You see, you can be anything: a person typing on a computer (eg me), a guy kicking a soccer ball and scoring a goal, or the guy flying to a space moon. But not these guys, no. they have to work at “Peterson’s and Sons and Friends”, making various “bits” and “parts” on an assembly line, answering phones and building a website that doesn’t work. Of course, the episode takes a dramatic turn for the worse, but like any fan Don’t hug me, I’m afraid he knows, the fun is in the simple surprise what go belly and how.
Like the original short series, Don’t hug me, I’m afraid it’s pretty much a series of self-contained episodes, each focusing on one form of “lesson” or another, whether it’s death and mortality, the importance of family, or just how to be a better friend. The show is still ruthlessly inventive, with everything from amorphous clay grabbers to psychedelic dream sequences that look like 2001: A Space OdysseyThe virtual ‘Stargate’ sequence was filtered through a Boschian ‘DeepDream’ generator.
Don’t hug me, I’m afraid is back, and the show hasn’t missed a beat in its transition from internet shock humor du jour to full-fledged animated series. Fans of the show will be thrilled, and newcomers will soon learn how hilarious (and terrifying) life’s most important lessons can be.

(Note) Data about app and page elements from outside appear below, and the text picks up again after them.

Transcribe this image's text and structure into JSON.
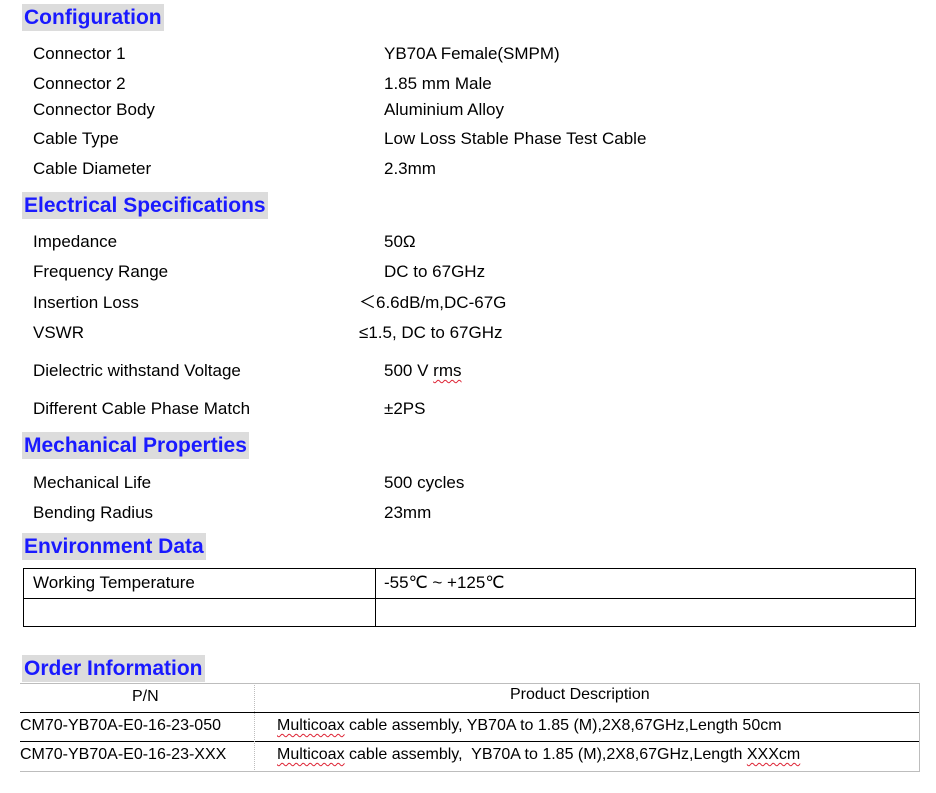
{
  "sections": {
    "configuration": "Configuration",
    "electrical": "Electrical Specifications",
    "mechanical": "Mechanical Properties",
    "environment": "Environment Data",
    "order": "Order Information"
  },
  "configuration": [
    {
      "label": "Connector 1",
      "value": "YB70A Female(SMPM)"
    },
    {
      "label": "Connector 2",
      "value": "1.85 mm Male"
    },
    {
      "label": "Connector Body",
      "value": "Aluminium Alloy"
    },
    {
      "label": "Cable Type",
      "value": "Low Loss Stable Phase Test Cable"
    },
    {
      "label": "Cable Diameter",
      "value": "2.3mm"
    }
  ],
  "electrical": [
    {
      "label": "Impedance",
      "value": "50Ω"
    },
    {
      "label": "Frequency Range",
      "value": "DC to 67GHz"
    },
    {
      "label": "Insertion Loss",
      "value": "＜6.6dB/m,DC-67G"
    },
    {
      "label": "VSWR",
      "value": "≤1.5, DC to 67GHz"
    },
    {
      "label": "Dielectric withstand Voltage",
      "value": "500 V ",
      "value_suffix": "rms"
    },
    {
      "label": "Different Cable Phase Match",
      "value": "±2PS"
    }
  ],
  "mechanical": [
    {
      "label": "Mechanical Life",
      "value": "500 cycles"
    },
    {
      "label": "Bending Radius",
      "value": "23mm"
    }
  ],
  "environment": {
    "label": "Working Temperature",
    "value": "-55℃ ~ +125℃"
  },
  "order": {
    "headers": {
      "pn": "P/N",
      "desc": "Product Description"
    },
    "rows": [
      {
        "pn": "CM70-YB70A-E0-16-23-050",
        "desc_prefix": "Multicoax",
        "desc": " cable assembly, YB70A to 1.85 (M),2X8,67GHz,Length 50cm"
      },
      {
        "pn": "CM70-YB70A-E0-16-23-XXX",
        "desc_prefix": "Multicoax",
        "desc": " cable assembly,  YB70A to 1.85 (M),2X8,67GHz,Length ",
        "desc_suffix": "XXXcm"
      }
    ]
  }
}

Don’t hug me, I’m afraid airs on Channel 4 in the UK and can be streamed online in the UK All 4.